Depending on the cause for seed discoloration, potential yield may not be impacted. However, discounts based upon quality and appearance may occur when the grain is delivered for market.
Seed Discoloration Causes
Purple seed stain and leaf blight may be caused by Cercospora. Infected seed is characterized by pink and varying depths of purple discoloration (Figure 1, top). The seed may have discolored specks to large blotches that cover the entire seed. Warm, humid weather favors development. Potential yield may not be reduced; however, under severe discoloration, dockage may occur. Cercospora can also infect leaves, stems, and pods.
Pod and stem blight. Infected seeds are misshapen or oblong and may have a white mold growth (Figure 1, bottom). The seeds become infected when their fungal spores penetrate the pod. Infected plants are generally identifiable by the black specks that appear in rows on the stems and scattered over the pods or zone lines within cortical tissues. Warm, wet weather over prolonged periods during flowering and pod fill favor the disease.
Frogeye leaf spot is primarily a leaf disease. However, it can infect stems, pods, and seeds. Circular to elongate, sunken and reddish brown fungal lesions on pods can penetrate into the seeds and cause light gray to dark gray or brown specks or large blotches to form on the seeds.

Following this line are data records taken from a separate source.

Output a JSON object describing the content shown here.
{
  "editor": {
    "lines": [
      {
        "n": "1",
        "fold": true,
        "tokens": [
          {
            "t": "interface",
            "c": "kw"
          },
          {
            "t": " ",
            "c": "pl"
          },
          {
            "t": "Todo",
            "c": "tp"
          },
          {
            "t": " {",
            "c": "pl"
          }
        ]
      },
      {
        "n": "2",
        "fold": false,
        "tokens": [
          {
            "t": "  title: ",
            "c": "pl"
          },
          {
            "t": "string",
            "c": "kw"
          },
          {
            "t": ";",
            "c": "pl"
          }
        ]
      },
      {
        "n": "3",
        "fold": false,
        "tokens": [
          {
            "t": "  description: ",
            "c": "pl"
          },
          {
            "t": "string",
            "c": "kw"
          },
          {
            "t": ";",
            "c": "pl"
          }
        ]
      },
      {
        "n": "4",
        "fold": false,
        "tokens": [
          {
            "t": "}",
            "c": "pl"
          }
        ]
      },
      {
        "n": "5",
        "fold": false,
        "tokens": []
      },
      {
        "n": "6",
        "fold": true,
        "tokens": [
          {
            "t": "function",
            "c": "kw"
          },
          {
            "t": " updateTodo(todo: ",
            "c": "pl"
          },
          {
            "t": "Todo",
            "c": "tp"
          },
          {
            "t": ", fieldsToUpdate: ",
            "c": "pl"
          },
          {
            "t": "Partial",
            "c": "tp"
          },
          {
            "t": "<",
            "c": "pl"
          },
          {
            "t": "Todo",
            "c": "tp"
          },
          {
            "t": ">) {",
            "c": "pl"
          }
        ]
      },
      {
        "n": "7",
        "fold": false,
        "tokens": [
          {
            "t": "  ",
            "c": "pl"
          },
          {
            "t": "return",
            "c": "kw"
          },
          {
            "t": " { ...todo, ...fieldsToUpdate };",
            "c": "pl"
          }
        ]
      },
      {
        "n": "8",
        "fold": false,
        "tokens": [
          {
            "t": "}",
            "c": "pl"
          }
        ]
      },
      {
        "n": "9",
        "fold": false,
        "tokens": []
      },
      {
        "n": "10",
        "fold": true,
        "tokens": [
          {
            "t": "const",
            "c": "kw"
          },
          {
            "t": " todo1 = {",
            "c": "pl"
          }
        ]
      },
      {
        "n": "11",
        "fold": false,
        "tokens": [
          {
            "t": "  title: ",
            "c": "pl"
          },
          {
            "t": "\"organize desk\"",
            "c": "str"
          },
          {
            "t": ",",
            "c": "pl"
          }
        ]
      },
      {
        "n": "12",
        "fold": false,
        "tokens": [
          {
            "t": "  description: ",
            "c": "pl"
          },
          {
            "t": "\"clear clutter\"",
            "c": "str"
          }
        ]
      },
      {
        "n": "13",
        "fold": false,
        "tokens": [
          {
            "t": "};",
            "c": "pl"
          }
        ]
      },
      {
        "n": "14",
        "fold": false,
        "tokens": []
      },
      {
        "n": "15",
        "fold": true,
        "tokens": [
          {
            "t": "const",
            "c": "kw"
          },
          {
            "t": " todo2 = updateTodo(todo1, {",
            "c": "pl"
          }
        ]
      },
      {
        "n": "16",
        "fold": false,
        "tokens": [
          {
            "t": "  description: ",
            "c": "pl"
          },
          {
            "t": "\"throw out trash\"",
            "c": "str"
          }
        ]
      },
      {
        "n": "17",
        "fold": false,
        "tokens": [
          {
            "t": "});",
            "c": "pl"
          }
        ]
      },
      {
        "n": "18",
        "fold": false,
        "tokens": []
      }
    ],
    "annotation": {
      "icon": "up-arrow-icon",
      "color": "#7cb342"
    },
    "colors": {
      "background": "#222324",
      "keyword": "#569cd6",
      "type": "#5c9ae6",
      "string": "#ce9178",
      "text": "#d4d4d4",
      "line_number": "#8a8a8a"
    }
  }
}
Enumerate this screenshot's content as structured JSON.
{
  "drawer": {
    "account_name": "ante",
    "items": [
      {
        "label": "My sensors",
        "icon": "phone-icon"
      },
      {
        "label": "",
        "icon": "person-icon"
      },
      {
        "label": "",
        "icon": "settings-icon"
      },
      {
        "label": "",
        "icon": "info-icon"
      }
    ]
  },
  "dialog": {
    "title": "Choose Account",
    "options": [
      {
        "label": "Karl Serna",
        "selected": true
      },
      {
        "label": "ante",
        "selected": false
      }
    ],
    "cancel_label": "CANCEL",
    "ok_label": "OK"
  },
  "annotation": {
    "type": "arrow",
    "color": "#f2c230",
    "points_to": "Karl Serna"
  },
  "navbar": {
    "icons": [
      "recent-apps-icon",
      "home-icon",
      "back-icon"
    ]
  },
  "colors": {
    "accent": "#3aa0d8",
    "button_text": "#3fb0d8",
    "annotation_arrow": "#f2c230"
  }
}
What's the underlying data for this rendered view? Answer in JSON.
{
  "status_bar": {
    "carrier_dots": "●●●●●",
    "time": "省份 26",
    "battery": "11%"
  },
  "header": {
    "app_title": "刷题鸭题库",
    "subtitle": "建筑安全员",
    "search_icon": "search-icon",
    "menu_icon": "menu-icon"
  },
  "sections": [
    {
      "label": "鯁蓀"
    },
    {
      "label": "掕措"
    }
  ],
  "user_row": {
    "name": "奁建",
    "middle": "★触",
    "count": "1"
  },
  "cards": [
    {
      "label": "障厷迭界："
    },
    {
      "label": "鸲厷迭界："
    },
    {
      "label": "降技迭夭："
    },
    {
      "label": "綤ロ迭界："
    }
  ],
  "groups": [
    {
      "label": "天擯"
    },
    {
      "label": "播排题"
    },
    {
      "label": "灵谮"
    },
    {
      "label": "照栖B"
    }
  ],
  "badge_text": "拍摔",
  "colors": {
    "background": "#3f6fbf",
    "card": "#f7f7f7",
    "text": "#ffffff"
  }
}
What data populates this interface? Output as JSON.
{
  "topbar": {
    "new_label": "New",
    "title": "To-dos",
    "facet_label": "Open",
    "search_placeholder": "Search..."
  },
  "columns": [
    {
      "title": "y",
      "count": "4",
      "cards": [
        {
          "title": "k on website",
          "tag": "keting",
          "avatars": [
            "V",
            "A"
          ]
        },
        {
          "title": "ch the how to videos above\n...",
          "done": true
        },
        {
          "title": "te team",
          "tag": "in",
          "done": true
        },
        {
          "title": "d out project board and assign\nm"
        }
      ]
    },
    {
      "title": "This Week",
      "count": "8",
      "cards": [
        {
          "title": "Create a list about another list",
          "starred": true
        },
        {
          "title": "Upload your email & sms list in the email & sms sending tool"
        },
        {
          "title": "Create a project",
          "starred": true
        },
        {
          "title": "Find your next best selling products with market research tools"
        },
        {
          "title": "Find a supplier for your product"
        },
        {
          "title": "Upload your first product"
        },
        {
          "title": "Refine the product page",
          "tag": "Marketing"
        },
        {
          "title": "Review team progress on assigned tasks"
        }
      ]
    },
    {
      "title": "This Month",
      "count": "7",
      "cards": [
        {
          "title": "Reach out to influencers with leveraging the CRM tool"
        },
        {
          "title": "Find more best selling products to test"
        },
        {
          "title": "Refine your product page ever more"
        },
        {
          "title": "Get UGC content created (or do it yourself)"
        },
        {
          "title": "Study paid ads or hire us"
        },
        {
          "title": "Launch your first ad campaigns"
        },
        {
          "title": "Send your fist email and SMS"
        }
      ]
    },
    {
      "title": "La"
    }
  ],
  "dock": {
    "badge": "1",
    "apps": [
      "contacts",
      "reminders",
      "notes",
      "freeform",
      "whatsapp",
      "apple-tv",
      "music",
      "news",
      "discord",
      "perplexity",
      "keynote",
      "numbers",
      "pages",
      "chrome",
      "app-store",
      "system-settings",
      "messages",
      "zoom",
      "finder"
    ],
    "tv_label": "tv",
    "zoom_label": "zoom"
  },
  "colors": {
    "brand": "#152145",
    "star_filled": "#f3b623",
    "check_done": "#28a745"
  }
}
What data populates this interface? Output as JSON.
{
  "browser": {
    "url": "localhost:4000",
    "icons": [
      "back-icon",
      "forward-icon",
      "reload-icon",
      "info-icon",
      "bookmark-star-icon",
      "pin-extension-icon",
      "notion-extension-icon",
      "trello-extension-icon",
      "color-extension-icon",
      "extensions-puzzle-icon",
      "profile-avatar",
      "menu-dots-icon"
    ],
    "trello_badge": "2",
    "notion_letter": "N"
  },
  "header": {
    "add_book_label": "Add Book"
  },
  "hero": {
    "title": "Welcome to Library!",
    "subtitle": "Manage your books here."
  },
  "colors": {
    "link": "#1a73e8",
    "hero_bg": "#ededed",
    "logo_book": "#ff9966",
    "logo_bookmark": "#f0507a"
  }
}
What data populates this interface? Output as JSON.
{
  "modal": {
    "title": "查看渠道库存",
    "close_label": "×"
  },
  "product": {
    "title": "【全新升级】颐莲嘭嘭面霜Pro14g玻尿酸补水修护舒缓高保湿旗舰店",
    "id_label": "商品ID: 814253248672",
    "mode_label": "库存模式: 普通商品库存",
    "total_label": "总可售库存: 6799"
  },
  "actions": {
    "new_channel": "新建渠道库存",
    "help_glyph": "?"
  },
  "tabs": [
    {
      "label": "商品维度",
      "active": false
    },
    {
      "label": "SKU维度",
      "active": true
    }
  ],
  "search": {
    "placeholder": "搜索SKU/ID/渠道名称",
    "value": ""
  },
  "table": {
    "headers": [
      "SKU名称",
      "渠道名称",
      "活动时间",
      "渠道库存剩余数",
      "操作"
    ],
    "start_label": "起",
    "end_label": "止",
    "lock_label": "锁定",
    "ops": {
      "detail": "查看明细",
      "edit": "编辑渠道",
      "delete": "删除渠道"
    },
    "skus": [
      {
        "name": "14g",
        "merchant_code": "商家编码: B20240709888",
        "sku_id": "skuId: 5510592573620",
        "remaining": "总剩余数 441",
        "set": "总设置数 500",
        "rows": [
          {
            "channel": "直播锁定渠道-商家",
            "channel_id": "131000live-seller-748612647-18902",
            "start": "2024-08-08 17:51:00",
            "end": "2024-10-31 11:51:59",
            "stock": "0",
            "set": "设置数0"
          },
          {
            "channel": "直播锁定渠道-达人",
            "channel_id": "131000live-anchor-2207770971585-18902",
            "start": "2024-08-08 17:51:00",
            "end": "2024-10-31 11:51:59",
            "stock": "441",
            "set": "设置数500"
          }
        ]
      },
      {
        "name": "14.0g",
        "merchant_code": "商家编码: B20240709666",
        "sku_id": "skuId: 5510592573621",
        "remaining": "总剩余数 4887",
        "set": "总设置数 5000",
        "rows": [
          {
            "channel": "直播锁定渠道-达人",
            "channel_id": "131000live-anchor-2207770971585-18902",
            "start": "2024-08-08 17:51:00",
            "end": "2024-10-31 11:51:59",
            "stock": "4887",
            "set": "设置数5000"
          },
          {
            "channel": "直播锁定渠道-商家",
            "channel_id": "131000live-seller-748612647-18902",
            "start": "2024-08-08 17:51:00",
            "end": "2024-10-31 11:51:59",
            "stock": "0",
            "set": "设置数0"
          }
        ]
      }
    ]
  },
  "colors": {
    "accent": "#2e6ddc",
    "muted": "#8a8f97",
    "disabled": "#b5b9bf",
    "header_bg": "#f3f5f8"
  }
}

Anthracnose. Diseased seeds may be smaller, moldy, dark brown, and shriveled. Anthracnose is favored by warm, wet weather. Anthracnose can also cause damage to leaves, stem, pods, and petioles. Damage to seed has been noted in samples from fields that did not have fungicides applied at R3.
Bean pod mottle virus (BPMV) and soybean mosaic virus (SMV), can cause the hilum to “bleed” down the side of the seed. The intensity of the black or dark discoloration can be a factor of environmental conditions. The discoloration can also be characteristic of some soybean products. The viruses infect plants through the feeding of insects such as bean leaf beetle.
Stink bugs. Mouthpart pierces pods and sucks fluids from developing seed causing the seeds to be shriveled, smaller, discolored, and low in oil content (Figure 2).
Sweets, L. 2011. Discolored soybean seed. Integrated Pest & Crop Management. University of Missouri. https://ipm.missouri.edu.; Malvick, D. 2018. Bean pod mottle virus on soybean. University of Minnesota Extension. https://extension.umn.edu/.; Giesler, L.J. Soybean mosaic virus. CROPWATCH. University of Nebraska-Lincoln. https://cropwatch.unl.edu/.; Obermeyer, J. Green stink bug. Field Crops IPM. Purdue University. https://extension.entm.purdue.edu/. 181012111106